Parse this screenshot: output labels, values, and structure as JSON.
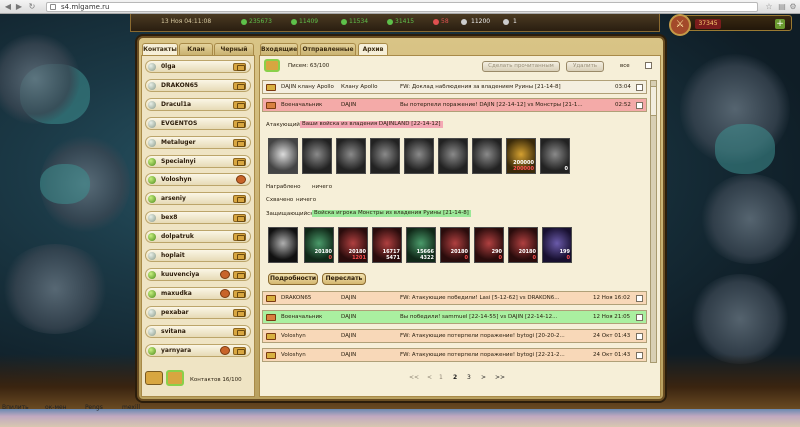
{
  "browser": {
    "url": "s4.mlgame.ru"
  },
  "hud": {
    "datetime": "13 Ноя 04:11:08",
    "res1": "235673",
    "res2": "11409",
    "res3": "11534",
    "res4": "31415",
    "res5": "58",
    "res6": "11200",
    "res7": "1",
    "gold": "37345",
    "plus": "+"
  },
  "contacts": {
    "tabs": [
      "Контакты",
      "Клан",
      "Черный спи"
    ],
    "items": [
      {
        "name": "0lga"
      },
      {
        "name": "DRAKON65"
      },
      {
        "name": "Dracul1a"
      },
      {
        "name": "EVGENTOS"
      },
      {
        "name": "Metaluger"
      },
      {
        "name": "Specialnyi"
      },
      {
        "name": "Voloshyn"
      },
      {
        "name": "arseniy"
      },
      {
        "name": "bex8"
      },
      {
        "name": "dolpatruk"
      },
      {
        "name": "hoplait"
      },
      {
        "name": "kuuvenciya"
      },
      {
        "name": "maxudka"
      },
      {
        "name": "pexabar"
      },
      {
        "name": "svitana"
      },
      {
        "name": "yarnyara"
      }
    ],
    "count": "Контактов 16/100"
  },
  "mail": {
    "tabs": [
      "Входящие",
      "Отправленные",
      "Архив"
    ],
    "letters": "Писем: 63/100",
    "mark_read": "Сделать прочитанным",
    "delete": "Удалить",
    "all": "все",
    "row1": {
      "from": "DAJIN клану Apollo",
      "to": "Клану Apollo",
      "subject": "FW: Доклад наблюдения за владением Руины [21-14-8]",
      "date": "03:04"
    },
    "row2": {
      "from": "Военачальник",
      "to": "DAJIN",
      "subject": "Вы потерпели поражение! DAJIN [22-14-12] vs Монстры [21-1...",
      "date": "02:52"
    },
    "detail": {
      "attacker_label": "Атакующий",
      "attacker_name": "Ваши войска из владения DAJINLAND [22-14-12]",
      "looted_label": "Награблено",
      "looted_value": "ничего",
      "captured_label": "Схвачено",
      "captured_value": "ничего",
      "defender_label": "Защищающийся",
      "defender_name": "Войска игрока Монстры из владения Руины [21-14-8]",
      "attackers": [
        {
          "n1": "",
          "n2": ""
        },
        {
          "n1": "",
          "n2": ""
        },
        {
          "n1": "",
          "n2": ""
        },
        {
          "n1": "",
          "n2": ""
        },
        {
          "n1": "",
          "n2": ""
        },
        {
          "n1": "",
          "n2": ""
        },
        {
          "n1": "",
          "n2": ""
        },
        {
          "n1": "200000",
          "n2": "200000"
        },
        {
          "n1": "",
          "n2": "0"
        }
      ],
      "defenders": [
        {
          "n1": "",
          "n2": ""
        },
        {
          "n1": "20180",
          "n2": "0"
        },
        {
          "n1": "20180",
          "n2": "1201"
        },
        {
          "n1": "16717",
          "n2": "5471"
        },
        {
          "n1": "15666",
          "n2": "4322"
        },
        {
          "n1": "20180",
          "n2": "0"
        },
        {
          "n1": "290",
          "n2": "0"
        },
        {
          "n1": "20180",
          "n2": "0"
        },
        {
          "n1": "199",
          "n2": "0"
        }
      ],
      "details_btn": "Подробности",
      "forward_btn": "Переслать"
    },
    "rows": [
      {
        "from": "DRAKON65",
        "to": "DAJIN",
        "subject": "FW: Атакующие победили! Lasi [5-12-62] vs DRAKON6...",
        "date": "12 Ноя 16:02"
      },
      {
        "from": "Военачальник",
        "to": "DAJIN",
        "subject": "Вы победили! sammuel [22-14-55] vs DAJIN [22-14-12...",
        "date": "12 Ноя 21:05"
      },
      {
        "from": "Voloshyn",
        "to": "DAJIN",
        "subject": "FW: Атакующие потерпели поражение! bytogi [20-20-2...",
        "date": "24 Окт 01:43"
      },
      {
        "from": "Voloshyn",
        "to": "DAJIN",
        "subject": "FW: Атакующие потерпели поражение! bytogi [22-21-2...",
        "date": "24 Окт 01:43"
      }
    ],
    "pager": {
      "first": "<<",
      "prev": "<",
      "p1": "1",
      "p2": "2",
      "p3": "3",
      "next": ">",
      "last": ">>"
    }
  },
  "taskbar": {
    "a": "Впилить",
    "b": "ок-мен",
    "c": "Pengs",
    "d": "mexill"
  }
}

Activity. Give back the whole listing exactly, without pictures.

Response area.
Parse this screenshot: output labels, values, and structure as JSON.
{
  "browser": {
    "url": "s4.mlgame.ru"
  },
  "hud": {
    "datetime": "13 Ноя 04:11:08",
    "res1": "235673",
    "res2": "11409",
    "res3": "11534",
    "res4": "31415",
    "res5": "58",
    "res6": "11200",
    "res7": "1",
    "gold": "37345",
    "plus": "+"
  },
  "contacts": {
    "tabs": [
      "Контакты",
      "Клан",
      "Черный спи"
    ],
    "items": [
      {
        "name": "0lga"
      },
      {
        "name": "DRAKON65"
      },
      {
        "name": "Dracul1a"
      },
      {
        "name": "EVGENTOS"
      },
      {
        "name": "Metaluger"
      },
      {
        "name": "Specialnyi"
      },
      {
        "name": "Voloshyn"
      },
      {
        "name": "arseniy"
      },
      {
        "name": "bex8"
      },
      {
        "name": "dolpatruk"
      },
      {
        "name": "hoplait"
      },
      {
        "name": "kuuvenciya"
      },
      {
        "name": "maxudka"
      },
      {
        "name": "pexabar"
      },
      {
        "name": "svitana"
      },
      {
        "name": "yarnyara"
      }
    ],
    "count": "Контактов 16/100"
  },
  "mail": {
    "tabs": [
      "Входящие",
      "Отправленные",
      "Архив"
    ],
    "letters": "Писем: 63/100",
    "mark_read": "Сделать прочитанным",
    "delete": "Удалить",
    "all": "все",
    "row1": {
      "from": "DAJIN клану Apollo",
      "to": "Клану Apollo",
      "subject": "FW: Доклад наблюдения за владением Руины [21-14-8]",
      "date": "03:04"
    },
    "row2": {
      "from": "Военачальник",
      "to": "DAJIN",
      "subject": "Вы потерпели поражение! DAJIN [22-14-12] vs Монстры [21-1...",
      "date": "02:52"
    },
    "detail": {
      "attacker_label": "Атакующий",
      "attacker_name": "Ваши войска из владения DAJINLAND [22-14-12]",
      "looted_label": "Награблено",
      "looted_value": "ничего",
      "captured_label": "Схвачено",
      "captured_value": "ничего",
      "defender_label": "Защищающийся",
      "defender_name": "Войска игрока Монстры из владения Руины [21-14-8]",
      "attackers": [
        {
          "n1": "",
          "n2": ""
        },
        {
          "n1": "",
          "n2": ""
        },
        {
          "n1": "",
          "n2": ""
        },
        {
          "n1": "",
          "n2": ""
        },
        {
          "n1": "",
          "n2": ""
        },
        {
          "n1": "",
          "n2": ""
        },
        {
          "n1": "",
          "n2": ""
        },
        {
          "n1": "200000",
          "n2": "200000"
        },
        {
          "n1": "",
          "n2": "0"
        }
      ],
      "defenders": [
        {
          "n1": "",
          "n2": ""
        },
        {
          "n1": "20180",
          "n2": "0"
        },
        {
          "n1": "20180",
          "n2": "1201"
        },
        {
          "n1": "16717",
          "n2": "5471"
        },
        {
          "n1": "15666",
          "n2": "4322"
        },
        {
          "n1": "20180",
          "n2": "0"
        },
        {
          "n1": "290",
          "n2": "0"
        },
        {
          "n1": "20180",
          "n2": "0"
        },
        {
          "n1": "199",
          "n2": "0"
        }
      ],
      "details_btn": "Подробности",
      "forward_btn": "Переслать"
    },
    "rows": [
      {
        "from": "DRAKON65",
        "to": "DAJIN",
        "subject": "FW: Атакующие победили! Lasi [5-12-62] vs DRAKON6...",
        "date": "12 Ноя 16:02"
      },
      {
        "from": "Военачальник",
        "to": "DAJIN",
        "subject": "Вы победили! sammuel [22-14-55] vs DAJIN [22-14-12...",
        "date": "12 Ноя 21:05"
      },
      {
        "from": "Voloshyn",
        "to": "DAJIN",
        "subject": "FW: Атакующие потерпели поражение! bytogi [20-20-2...",
        "date": "24 Окт 01:43"
      },
      {
        "from": "Voloshyn",
        "to": "DAJIN",
        "subject": "FW: Атакующие потерпели поражение! bytogi [22-21-2...",
        "date": "24 Окт 01:43"
      }
    ],
    "pager": {
      "first": "<<",
      "prev": "<",
      "p1": "1",
      "p2": "2",
      "p3": "3",
      "next": ">",
      "last": ">>"
    }
  },
  "taskbar": {
    "a": "Впилить",
    "b": "ок-мен",
    "c": "Pengs",
    "d": "mexill"
  }
}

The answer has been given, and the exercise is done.